in part, chaffee notes:
To me, the issue of same-sex marriage boils down to a question of basic fairness. Gays and lesbians have contributed to the diverse fabric of Rhode Island and the rest of the country for generations, strengthening our communities in innumerable ways. We all know someone who is openly gay or lesbian, and almost all of us share the same basic aspirations: a safe town and an affordable home to live in; a good job to provide us and our families with economic security; good schools for our children; quality health care; and, perhaps most importantly, someone to love and share our lives with. Once you acknowledge that homosexuality exists not by choice, the next obvious step is to grant gays and lesbians the same liberties and freedoms as every other American.
don't worry fundies, we're not asking your churches to marry us, we want the civil rights you have. we respect your rights, now it's time for you to reciprocate. as chaffee so pointedly reminds you:
I understand that the issue of same-sex marriage can often be difficult to grapple with. For some, their opposition is rooted in their upbringings or the teachings of their religion, with many opponents of same-sex marriage citing fears about their church having to perform those marriages as cause for their opposition. However, those fears are unfounded, as pending legislation in Rhode Island and laws in the six states that currently permit same-sex marriage deal exclusively with civil, not religious, marriage. To further clarify this fact, several states that recognize same-sex marriage, including New Hampshire, added language to their marriage bills expressly protecting the right of churches to choose not to recognize same-sex marriages if they go against their religious teachings, a model that could certainly be followed in Rhode Island to appease any state legislators with lingering concerns about church autonomy.
"LAMike4" responds to the opinion piece as follows (emphasis added):
Thank you for your article, Mr. Chafee. I agree with you.
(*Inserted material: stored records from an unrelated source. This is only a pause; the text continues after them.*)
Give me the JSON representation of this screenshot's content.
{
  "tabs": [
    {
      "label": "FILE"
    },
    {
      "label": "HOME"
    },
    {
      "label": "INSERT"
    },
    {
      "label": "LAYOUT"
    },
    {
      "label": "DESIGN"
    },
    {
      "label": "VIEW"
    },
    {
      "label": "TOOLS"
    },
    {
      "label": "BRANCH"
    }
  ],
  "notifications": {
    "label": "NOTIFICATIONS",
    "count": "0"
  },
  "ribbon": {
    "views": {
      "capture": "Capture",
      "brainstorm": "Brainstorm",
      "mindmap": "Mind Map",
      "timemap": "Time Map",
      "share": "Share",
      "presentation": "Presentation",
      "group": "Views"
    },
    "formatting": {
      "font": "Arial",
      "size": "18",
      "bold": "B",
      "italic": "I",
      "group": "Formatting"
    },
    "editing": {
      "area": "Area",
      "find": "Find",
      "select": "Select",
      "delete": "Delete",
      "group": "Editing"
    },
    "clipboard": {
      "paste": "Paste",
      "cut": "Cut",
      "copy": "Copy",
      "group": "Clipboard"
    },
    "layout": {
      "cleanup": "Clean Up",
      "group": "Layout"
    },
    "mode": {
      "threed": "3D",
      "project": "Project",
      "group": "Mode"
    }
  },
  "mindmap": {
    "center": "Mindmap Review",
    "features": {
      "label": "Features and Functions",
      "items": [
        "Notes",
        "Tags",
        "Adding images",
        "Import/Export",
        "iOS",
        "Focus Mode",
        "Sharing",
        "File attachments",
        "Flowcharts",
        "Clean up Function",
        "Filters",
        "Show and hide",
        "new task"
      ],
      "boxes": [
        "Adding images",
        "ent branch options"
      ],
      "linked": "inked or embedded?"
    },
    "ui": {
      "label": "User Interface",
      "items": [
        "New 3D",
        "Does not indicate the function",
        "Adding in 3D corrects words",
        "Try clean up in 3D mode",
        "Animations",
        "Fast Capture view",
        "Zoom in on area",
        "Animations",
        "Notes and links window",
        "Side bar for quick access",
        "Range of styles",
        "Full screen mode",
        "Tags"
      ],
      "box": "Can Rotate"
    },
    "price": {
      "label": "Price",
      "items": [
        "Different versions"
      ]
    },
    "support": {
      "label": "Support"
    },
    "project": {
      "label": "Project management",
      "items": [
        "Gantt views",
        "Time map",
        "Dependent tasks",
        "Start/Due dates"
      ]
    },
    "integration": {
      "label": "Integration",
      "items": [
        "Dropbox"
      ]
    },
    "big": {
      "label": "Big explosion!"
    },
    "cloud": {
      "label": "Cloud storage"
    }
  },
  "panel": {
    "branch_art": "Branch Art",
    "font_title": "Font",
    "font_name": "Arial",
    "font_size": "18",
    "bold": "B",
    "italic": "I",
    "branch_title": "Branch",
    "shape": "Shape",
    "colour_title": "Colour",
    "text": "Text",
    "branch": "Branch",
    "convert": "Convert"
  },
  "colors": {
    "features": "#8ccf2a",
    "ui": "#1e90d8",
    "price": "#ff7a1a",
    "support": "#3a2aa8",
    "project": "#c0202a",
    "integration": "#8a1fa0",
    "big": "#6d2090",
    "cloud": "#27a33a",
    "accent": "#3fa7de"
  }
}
However, pls consider:
re. "Once you acknowledge that homosexuality exists not by choice, the next obvious step is to grant gays and lesbians the same liberties and freedoms as every other American."
In almost every argument for gay rights both gays and straights alike point to homosexuality as "not by choice" as if it were some kind of birth defect or handicap. After all, we have wheelchair access for handicapped citizens, then gays should be allowed "wheelchair marriage access."
My point is that homosexuality should not be judged on whether or not we "choose" it. In this country where we are supposedly free to choose our path to happiness in legal ways (homosexuality not being a crime) we should be allowed to be homosexual and have equal rights period.
I am not handicapped and do not have a birth defect that must be acknowledged by society. I am gay, whether I was born that way or whether I chose it.
"Choosing" is what the Christians use as their argument, and since our country was founded on separation of church and state, we should be aware that it is not necessary to justify our being gay by qualifying it as something we "did not choose."
Imagine saying that a woman or black person did not "choose" what they were so therefore they should have equal rights!